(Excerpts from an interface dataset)
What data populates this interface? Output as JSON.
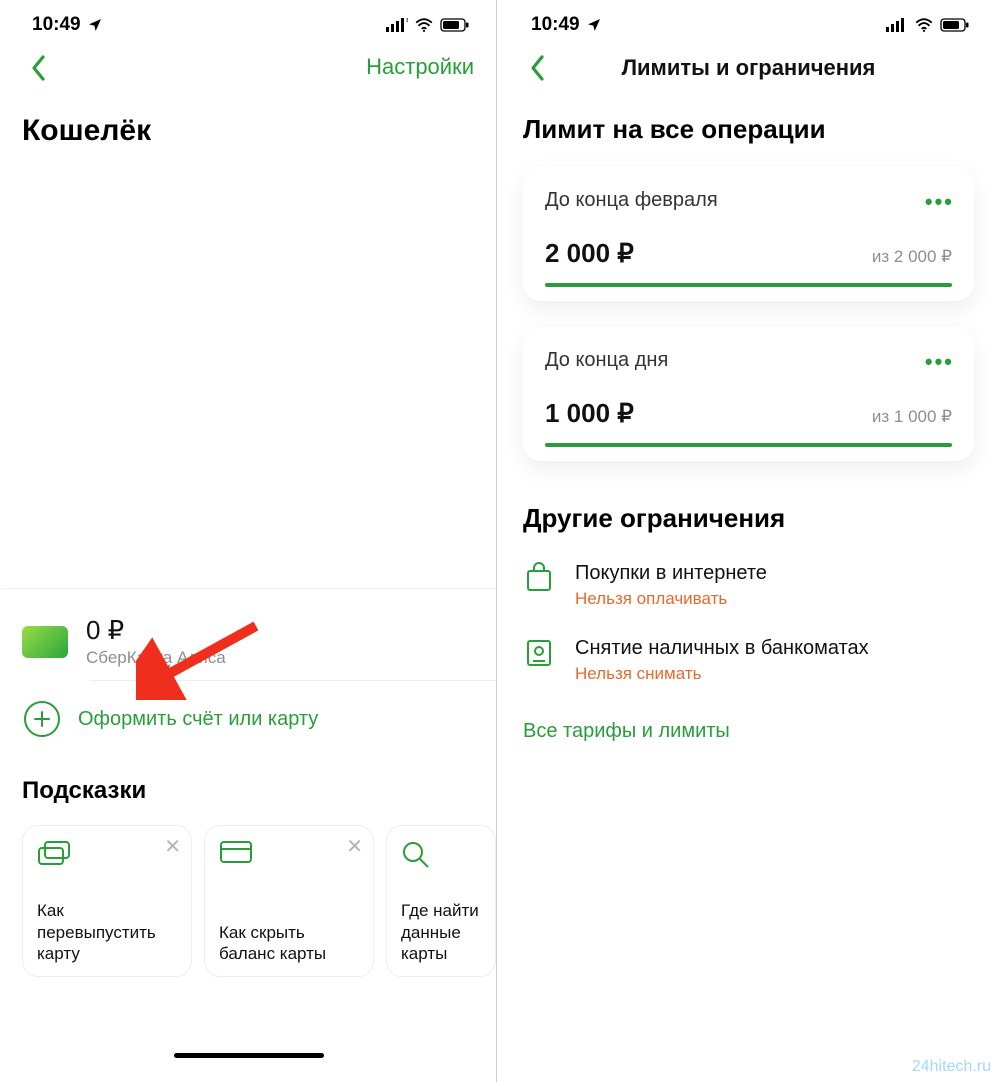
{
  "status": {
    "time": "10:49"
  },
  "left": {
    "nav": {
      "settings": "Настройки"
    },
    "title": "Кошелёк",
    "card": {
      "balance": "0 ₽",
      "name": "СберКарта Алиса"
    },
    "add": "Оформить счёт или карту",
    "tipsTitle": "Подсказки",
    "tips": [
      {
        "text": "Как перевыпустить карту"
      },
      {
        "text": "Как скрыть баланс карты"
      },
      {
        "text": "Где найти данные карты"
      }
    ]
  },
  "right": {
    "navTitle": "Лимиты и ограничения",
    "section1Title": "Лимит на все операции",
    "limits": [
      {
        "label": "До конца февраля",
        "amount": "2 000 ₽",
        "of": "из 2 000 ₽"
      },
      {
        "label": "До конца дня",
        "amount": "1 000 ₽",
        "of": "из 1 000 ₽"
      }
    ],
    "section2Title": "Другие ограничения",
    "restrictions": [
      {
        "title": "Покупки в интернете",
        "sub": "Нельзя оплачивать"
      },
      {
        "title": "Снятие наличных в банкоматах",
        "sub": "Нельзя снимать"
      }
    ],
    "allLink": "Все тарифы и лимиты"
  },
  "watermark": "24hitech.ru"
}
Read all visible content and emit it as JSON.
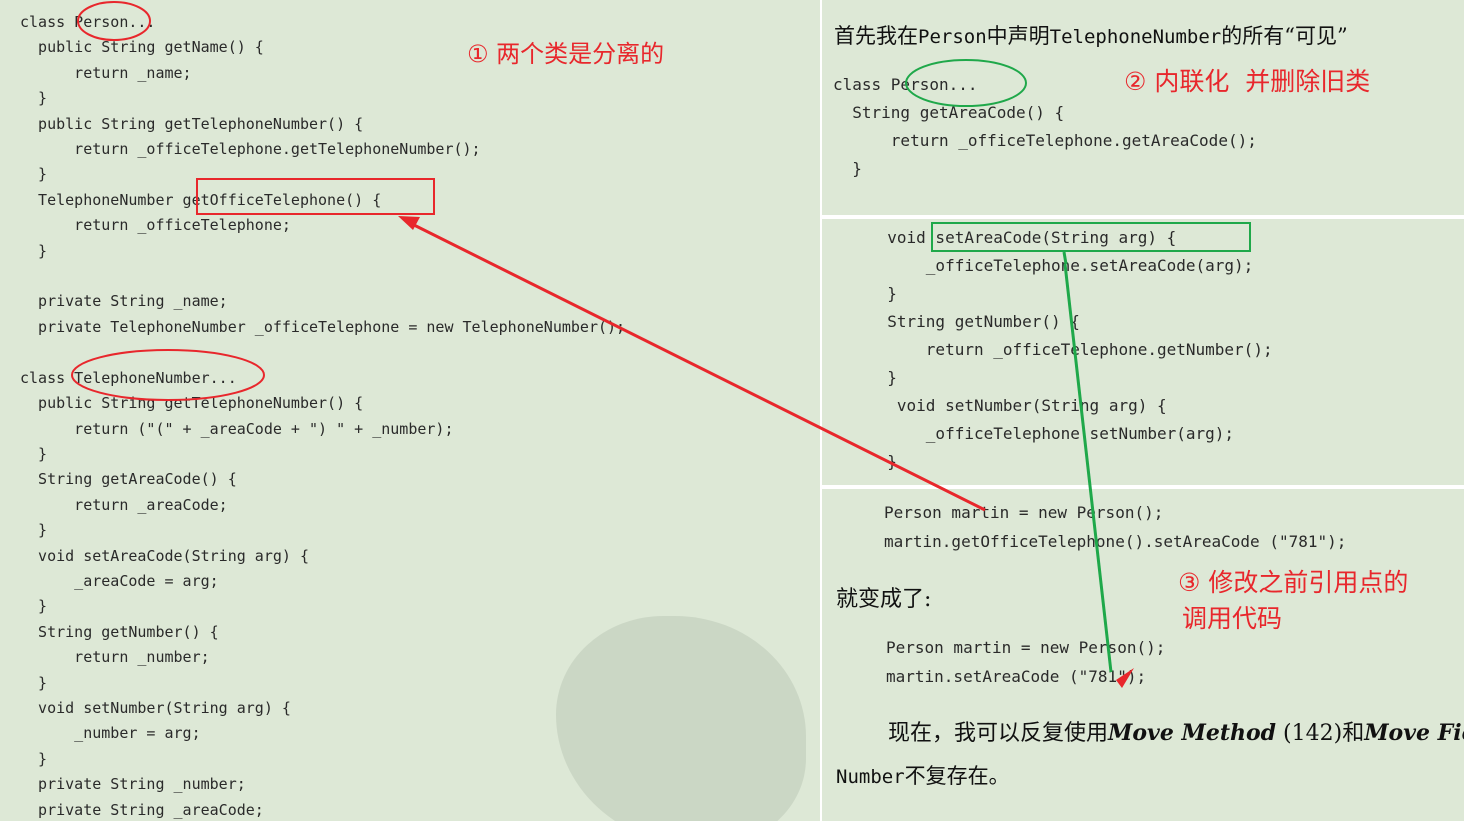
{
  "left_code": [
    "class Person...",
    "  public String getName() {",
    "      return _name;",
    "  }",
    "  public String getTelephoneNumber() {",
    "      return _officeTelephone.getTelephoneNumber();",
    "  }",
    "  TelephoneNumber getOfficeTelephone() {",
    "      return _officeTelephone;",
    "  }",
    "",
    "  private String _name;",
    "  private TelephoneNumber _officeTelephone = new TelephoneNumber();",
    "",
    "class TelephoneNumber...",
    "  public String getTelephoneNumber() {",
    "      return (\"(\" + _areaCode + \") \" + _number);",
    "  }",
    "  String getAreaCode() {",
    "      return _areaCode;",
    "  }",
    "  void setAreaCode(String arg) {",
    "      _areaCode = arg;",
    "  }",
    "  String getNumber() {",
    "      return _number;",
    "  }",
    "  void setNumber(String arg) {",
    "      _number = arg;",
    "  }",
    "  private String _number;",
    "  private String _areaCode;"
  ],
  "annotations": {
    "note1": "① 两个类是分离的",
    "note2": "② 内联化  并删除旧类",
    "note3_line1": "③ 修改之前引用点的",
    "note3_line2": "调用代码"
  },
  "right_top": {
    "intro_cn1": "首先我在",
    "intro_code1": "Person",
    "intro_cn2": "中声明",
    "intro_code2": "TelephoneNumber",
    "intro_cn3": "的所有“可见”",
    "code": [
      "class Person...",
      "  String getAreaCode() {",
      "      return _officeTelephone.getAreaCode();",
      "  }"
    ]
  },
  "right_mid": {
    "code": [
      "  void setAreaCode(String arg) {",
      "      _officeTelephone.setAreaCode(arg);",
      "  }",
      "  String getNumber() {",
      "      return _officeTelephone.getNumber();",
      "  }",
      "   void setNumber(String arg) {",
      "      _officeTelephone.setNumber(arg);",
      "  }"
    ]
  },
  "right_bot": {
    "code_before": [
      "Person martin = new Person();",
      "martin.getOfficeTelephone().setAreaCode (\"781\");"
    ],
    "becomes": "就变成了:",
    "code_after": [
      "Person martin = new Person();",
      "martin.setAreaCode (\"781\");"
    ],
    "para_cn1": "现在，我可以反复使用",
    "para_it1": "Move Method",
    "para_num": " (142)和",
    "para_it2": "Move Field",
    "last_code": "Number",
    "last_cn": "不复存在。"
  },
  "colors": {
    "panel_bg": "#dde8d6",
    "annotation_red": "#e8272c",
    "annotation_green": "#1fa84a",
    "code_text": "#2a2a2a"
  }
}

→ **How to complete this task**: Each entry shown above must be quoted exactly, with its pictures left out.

→ **Worked solution**:
What data populates this interface? Output as JSON.
{
  "status": {
    "time": "10:49"
  },
  "left": {
    "nav": {
      "settings": "Настройки"
    },
    "title": "Кошелёк",
    "card": {
      "balance": "0 ₽",
      "name": "СберКарта Алиса"
    },
    "add": "Оформить счёт или карту",
    "tipsTitle": "Подсказки",
    "tips": [
      {
        "text": "Как перевыпустить карту"
      },
      {
        "text": "Как скрыть баланс карты"
      },
      {
        "text": "Где найти данные карты"
      }
    ]
  },
  "right": {
    "navTitle": "Лимиты и ограничения",
    "section1Title": "Лимит на все операции",
    "limits": [
      {
        "label": "До конца февраля",
        "amount": "2 000 ₽",
        "of": "из 2 000 ₽"
      },
      {
        "label": "До конца дня",
        "amount": "1 000 ₽",
        "of": "из 1 000 ₽"
      }
    ],
    "section2Title": "Другие ограничения",
    "restrictions": [
      {
        "title": "Покупки в интернете",
        "sub": "Нельзя оплачивать"
      },
      {
        "title": "Снятие наличных в банкоматах",
        "sub": "Нельзя снимать"
      }
    ],
    "allLink": "Все тарифы и лимиты"
  },
  "watermark": "24hitech.ru"
}
Read all visible content and emit it as JSON.
{
  "left_code": [
    "class Person...",
    "  public String getName() {",
    "      return _name;",
    "  }",
    "  public String getTelephoneNumber() {",
    "      return _officeTelephone.getTelephoneNumber();",
    "  }",
    "  TelephoneNumber getOfficeTelephone() {",
    "      return _officeTelephone;",
    "  }",
    "",
    "  private String _name;",
    "  private TelephoneNumber _officeTelephone = new TelephoneNumber();",
    "",
    "class TelephoneNumber...",
    "  public String getTelephoneNumber() {",
    "      return (\"(\" + _areaCode + \") \" + _number);",
    "  }",
    "  String getAreaCode() {",
    "      return _areaCode;",
    "  }",
    "  void setAreaCode(String arg) {",
    "      _areaCode = arg;",
    "  }",
    "  String getNumber() {",
    "      return _number;",
    "  }",
    "  void setNumber(String arg) {",
    "      _number = arg;",
    "  }",
    "  private String _number;",
    "  private String _areaCode;"
  ],
  "annotations": {
    "note1": "① 两个类是分离的",
    "note2": "② 内联化  并删除旧类",
    "note3_line1": "③ 修改之前引用点的",
    "note3_line2": "调用代码"
  },
  "right_top": {
    "intro_cn1": "首先我在",
    "intro_code1": "Person",
    "intro_cn2": "中声明",
    "intro_code2": "TelephoneNumber",
    "intro_cn3": "的所有“可见”",
    "code": [
      "class Person...",
      "  String getAreaCode() {",
      "      return _officeTelephone.getAreaCode();",
      "  }"
    ]
  },
  "right_mid": {
    "code": [
      "  void setAreaCode(String arg) {",
      "      _officeTelephone.setAreaCode(arg);",
      "  }",
      "  String getNumber() {",
      "      return _officeTelephone.getNumber();",
      "  }",
      "   void setNumber(String arg) {",
      "      _officeTelephone.setNumber(arg);",
      "  }"
    ]
  },
  "right_bot": {
    "code_before": [
      "Person martin = new Person();",
      "martin.getOfficeTelephone().setAreaCode (\"781\");"
    ],
    "becomes": "就变成了:",
    "code_after": [
      "Person martin = new Person();",
      "martin.setAreaCode (\"781\");"
    ],
    "para_cn1": "现在，我可以反复使用",
    "para_it1": "Move Method",
    "para_num": " (142)和",
    "para_it2": "Move Field",
    "last_code": "Number",
    "last_cn": "不复存在。"
  },
  "colors": {
    "panel_bg": "#dde8d6",
    "annotation_red": "#e8272c",
    "annotation_green": "#1fa84a",
    "code_text": "#2a2a2a"
  }
}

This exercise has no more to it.